Monday, March 7, 2011

Eliminate most adjectives and adverbs

In your writing, you may think "beautiful" fully describes what you have in your mind. However, that word can have different meanings to readers. To say something is "beautiful" is not enough when writing a novel.

To write: "The flowers looked beautiful that time of the year," is frail. You should use your verbs and nouns to do most of the work describing your scenery.

The daisy's opened its smooth white petals each morning like an eye, and the yellow center of disk florets would see a new day. The stems had no leaves and supported only one flower, but each plant had flower stalks of three to four inches.

This is more descriptive and the reader has a greater ability to envision your scenery.

You want to be careful not to overload your writing with descriptions but when you need a description provide all the details so that the reader can see the picture in their minds.


  1. I agree with you on both counts: description can add a new element to your scene, but less is always more.

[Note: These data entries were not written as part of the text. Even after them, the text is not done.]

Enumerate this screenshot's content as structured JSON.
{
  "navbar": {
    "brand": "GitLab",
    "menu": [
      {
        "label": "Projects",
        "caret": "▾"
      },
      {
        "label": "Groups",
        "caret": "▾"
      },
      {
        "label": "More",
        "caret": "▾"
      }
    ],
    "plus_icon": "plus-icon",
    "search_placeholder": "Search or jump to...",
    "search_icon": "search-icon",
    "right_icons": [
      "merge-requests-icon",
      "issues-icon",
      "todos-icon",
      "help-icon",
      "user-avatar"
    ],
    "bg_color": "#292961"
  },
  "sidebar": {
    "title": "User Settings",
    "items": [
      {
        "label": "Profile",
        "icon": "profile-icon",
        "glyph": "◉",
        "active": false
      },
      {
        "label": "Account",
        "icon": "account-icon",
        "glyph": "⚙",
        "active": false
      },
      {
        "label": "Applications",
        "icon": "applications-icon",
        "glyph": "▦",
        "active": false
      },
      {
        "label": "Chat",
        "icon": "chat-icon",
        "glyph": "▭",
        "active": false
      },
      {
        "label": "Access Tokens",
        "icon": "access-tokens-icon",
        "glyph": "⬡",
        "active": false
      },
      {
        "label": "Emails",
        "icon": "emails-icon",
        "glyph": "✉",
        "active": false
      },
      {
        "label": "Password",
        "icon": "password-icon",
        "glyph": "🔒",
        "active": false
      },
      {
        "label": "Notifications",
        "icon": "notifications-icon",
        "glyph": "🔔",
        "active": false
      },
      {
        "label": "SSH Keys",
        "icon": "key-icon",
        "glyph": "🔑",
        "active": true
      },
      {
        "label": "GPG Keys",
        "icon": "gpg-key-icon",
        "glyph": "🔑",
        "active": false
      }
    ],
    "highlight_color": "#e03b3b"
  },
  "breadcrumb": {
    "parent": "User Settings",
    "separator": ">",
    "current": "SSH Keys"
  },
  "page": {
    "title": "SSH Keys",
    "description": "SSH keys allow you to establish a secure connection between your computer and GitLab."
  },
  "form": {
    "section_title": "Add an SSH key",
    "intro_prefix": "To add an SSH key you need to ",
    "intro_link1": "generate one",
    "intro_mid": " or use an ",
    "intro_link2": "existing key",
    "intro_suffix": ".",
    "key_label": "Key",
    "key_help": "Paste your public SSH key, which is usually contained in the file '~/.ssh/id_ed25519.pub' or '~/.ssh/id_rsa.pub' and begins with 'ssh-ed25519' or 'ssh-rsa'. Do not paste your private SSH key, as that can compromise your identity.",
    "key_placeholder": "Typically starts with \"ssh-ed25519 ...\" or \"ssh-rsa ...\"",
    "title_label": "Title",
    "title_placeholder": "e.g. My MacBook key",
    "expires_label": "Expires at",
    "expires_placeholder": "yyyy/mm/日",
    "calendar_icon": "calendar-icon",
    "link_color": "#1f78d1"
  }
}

  2. Would "The daisy's opened their smooth white petals.." or
    "The daisy opened its smooth white petals.." make more sense? To me "daisy's" implies plural when it's singular.As in the smooth white petals belong specifically to this one daisy.
    Either way you have given me food for thought.